Write out the listing beneath this instruction in its entirety, exactly as it reads.
---- MATERIAL PROVIDED
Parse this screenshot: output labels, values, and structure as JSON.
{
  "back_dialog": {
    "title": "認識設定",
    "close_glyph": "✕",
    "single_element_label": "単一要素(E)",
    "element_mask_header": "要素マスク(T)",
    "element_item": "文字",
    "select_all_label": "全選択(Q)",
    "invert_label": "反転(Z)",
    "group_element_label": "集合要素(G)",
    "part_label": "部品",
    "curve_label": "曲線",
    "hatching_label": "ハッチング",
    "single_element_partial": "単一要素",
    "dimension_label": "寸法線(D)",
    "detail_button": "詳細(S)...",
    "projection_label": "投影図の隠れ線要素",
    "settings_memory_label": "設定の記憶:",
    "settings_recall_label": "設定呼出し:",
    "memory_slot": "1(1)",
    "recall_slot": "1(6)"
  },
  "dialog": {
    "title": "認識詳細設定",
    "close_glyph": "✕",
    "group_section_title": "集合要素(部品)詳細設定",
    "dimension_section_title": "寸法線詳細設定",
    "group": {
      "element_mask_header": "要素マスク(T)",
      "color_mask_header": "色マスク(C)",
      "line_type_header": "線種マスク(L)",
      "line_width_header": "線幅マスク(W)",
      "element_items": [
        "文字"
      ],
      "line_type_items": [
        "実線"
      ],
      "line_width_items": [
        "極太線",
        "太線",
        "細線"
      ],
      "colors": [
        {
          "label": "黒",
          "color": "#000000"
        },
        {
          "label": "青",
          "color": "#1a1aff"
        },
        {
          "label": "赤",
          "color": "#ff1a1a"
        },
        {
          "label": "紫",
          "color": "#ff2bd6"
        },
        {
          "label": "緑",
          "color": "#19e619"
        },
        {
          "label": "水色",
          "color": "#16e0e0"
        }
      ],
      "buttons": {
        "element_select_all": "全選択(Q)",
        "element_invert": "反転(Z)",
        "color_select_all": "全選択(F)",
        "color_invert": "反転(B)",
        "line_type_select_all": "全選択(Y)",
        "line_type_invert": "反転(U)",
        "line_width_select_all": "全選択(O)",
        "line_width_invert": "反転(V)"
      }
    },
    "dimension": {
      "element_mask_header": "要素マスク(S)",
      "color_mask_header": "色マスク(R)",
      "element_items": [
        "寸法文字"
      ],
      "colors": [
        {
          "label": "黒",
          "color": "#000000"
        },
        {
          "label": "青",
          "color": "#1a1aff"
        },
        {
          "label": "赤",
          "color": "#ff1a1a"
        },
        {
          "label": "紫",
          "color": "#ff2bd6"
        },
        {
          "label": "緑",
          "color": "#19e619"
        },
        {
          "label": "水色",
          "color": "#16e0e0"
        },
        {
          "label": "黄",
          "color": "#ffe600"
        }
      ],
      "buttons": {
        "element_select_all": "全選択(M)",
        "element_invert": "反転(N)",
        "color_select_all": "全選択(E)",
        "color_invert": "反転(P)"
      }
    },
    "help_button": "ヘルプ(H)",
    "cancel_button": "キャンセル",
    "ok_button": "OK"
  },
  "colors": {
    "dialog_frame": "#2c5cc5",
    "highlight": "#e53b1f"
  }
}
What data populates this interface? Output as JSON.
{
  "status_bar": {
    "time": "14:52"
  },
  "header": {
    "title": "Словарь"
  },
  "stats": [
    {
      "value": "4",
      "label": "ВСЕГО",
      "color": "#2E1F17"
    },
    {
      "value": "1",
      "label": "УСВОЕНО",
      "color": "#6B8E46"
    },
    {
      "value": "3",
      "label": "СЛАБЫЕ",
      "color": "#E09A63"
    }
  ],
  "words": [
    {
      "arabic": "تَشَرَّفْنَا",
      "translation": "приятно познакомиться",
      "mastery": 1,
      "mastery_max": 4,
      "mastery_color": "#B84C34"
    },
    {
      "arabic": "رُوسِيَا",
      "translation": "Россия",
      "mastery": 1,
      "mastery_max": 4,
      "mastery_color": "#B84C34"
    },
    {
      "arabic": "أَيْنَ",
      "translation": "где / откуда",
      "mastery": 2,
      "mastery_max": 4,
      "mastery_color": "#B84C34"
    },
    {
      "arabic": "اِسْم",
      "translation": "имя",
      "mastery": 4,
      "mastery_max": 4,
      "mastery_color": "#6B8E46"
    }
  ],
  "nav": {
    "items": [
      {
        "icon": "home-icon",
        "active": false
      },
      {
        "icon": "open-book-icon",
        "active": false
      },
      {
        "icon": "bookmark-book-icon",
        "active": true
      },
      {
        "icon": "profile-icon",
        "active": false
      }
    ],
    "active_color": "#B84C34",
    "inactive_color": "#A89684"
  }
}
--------
• ANSWER TO THIS EXERCISE:
Parse this screenshot: output labels, values, and structure as JSON.
{
  "back_dialog": {
    "title": "認識設定",
    "close_glyph": "✕",
    "single_element_label": "単一要素(E)",
    "element_mask_header": "要素マスク(T)",
    "element_item": "文字",
    "select_all_label": "全選択(Q)",
    "invert_label": "反転(Z)",
    "group_element_label": "集合要素(G)",
    "part_label": "部品",
    "curve_label": "曲線",
    "hatching_label": "ハッチング",
    "single_element_partial": "単一要素",
    "dimension_label": "寸法線(D)",
    "detail_button": "詳細(S)...",
    "projection_label": "投影図の隠れ線要素",
    "settings_memory_label": "設定の記憶:",
    "settings_recall_label": "設定呼出し:",
    "memory_slot": "1(1)",
    "recall_slot": "1(6)"
  },
  "dialog": {
    "title": "認識詳細設定",
    "close_glyph": "✕",
    "group_section_title": "集合要素(部品)詳細設定",
    "dimension_section_title": "寸法線詳細設定",
    "group": {
      "element_mask_header": "要素マスク(T)",
      "color_mask_header": "色マスク(C)",
      "line_type_header": "線種マスク(L)",
      "line_width_header": "線幅マスク(W)",
      "element_items": [
        "文字"
      ],
      "line_type_items": [
        "実線"
      ],
      "line_width_items": [
        "極太線",
        "太線",
        "細線"
      ],
      "colors": [
        {
          "label": "黒",
          "color": "#000000"
        },
        {
          "label": "青",
          "color": "#1a1aff"
        },
        {
          "label": "赤",
          "color": "#ff1a1a"
        },
        {
          "label": "紫",
          "color": "#ff2bd6"
        },
        {
          "label": "緑",
          "color": "#19e619"
        },
        {
          "label": "水色",
          "color": "#16e0e0"
        }
      ],
      "buttons": {
        "element_select_all": "全選択(Q)",
        "element_invert": "反転(Z)",
        "color_select_all": "全選択(F)",
        "color_invert": "反転(B)",
        "line_type_select_all": "全選択(Y)",
        "line_type_invert": "反転(U)",
        "line_width_select_all": "全選択(O)",
        "line_width_invert": "反転(V)"
      }
    },
    "dimension": {
      "element_mask_header": "要素マスク(S)",
      "color_mask_header": "色マスク(R)",
      "element_items": [
        "寸法文字"
      ],
      "colors": [
        {
          "label": "黒",
          "color": "#000000"
        },
        {
          "label": "青",
          "color": "#1a1aff"
        },
        {
          "label": "赤",
          "color": "#ff1a1a"
        },
        {
          "label": "紫",
          "color": "#ff2bd6"
        },
        {
          "label": "緑",
          "color": "#19e619"
        },
        {
          "label": "水色",
          "color": "#16e0e0"
        },
        {
          "label": "黄",
          "color": "#ffe600"
        }
      ],
      "buttons": {
        "element_select_all": "全選択(M)",
        "element_invert": "反転(N)",
        "color_select_all": "全選択(E)",
        "color_invert": "反転(P)"
      }
    },
    "help_button": "ヘルプ(H)",
    "cancel_button": "キャンセル",
    "ok_button": "OK"
  },
  "colors": {
    "dialog_frame": "#2c5cc5",
    "highlight": "#e53b1f"
  }
}
What data populates this interface? Output as JSON.
{
  "status_bar": {
    "time": "14:52"
  },
  "header": {
    "title": "Словарь"
  },
  "stats": [
    {
      "value": "4",
      "label": "ВСЕГО",
      "color": "#2E1F17"
    },
    {
      "value": "1",
      "label": "УСВОЕНО",
      "color": "#6B8E46"
    },
    {
      "value": "3",
      "label": "СЛАБЫЕ",
      "color": "#E09A63"
    }
  ],
  "words": [
    {
      "arabic": "تَشَرَّفْنَا",
      "translation": "приятно познакомиться",
      "mastery": 1,
      "mastery_max": 4,
      "mastery_color": "#B84C34"
    },
    {
      "arabic": "رُوسِيَا",
      "translation": "Россия",
      "mastery": 1,
      "mastery_max": 4,
      "mastery_color": "#B84C34"
    },
    {
      "arabic": "أَيْنَ",
      "translation": "где / откуда",
      "mastery": 2,
      "mastery_max": 4,
      "mastery_color": "#B84C34"
    },
    {
      "arabic": "اِسْم",
      "translation": "имя",
      "mastery": 4,
      "mastery_max": 4,
      "mastery_color": "#6B8E46"
    }
  ],
  "nav": {
    "items": [
      {
        "icon": "home-icon",
        "active": false
      },
      {
        "icon": "open-book-icon",
        "active": false
      },
      {
        "icon": "bookmark-book-icon",
        "active": true
      },
      {
        "icon": "profile-icon",
        "active": false
      }
    ],
    "active_color": "#B84C34",
    "inactive_color": "#A89684"
  }
}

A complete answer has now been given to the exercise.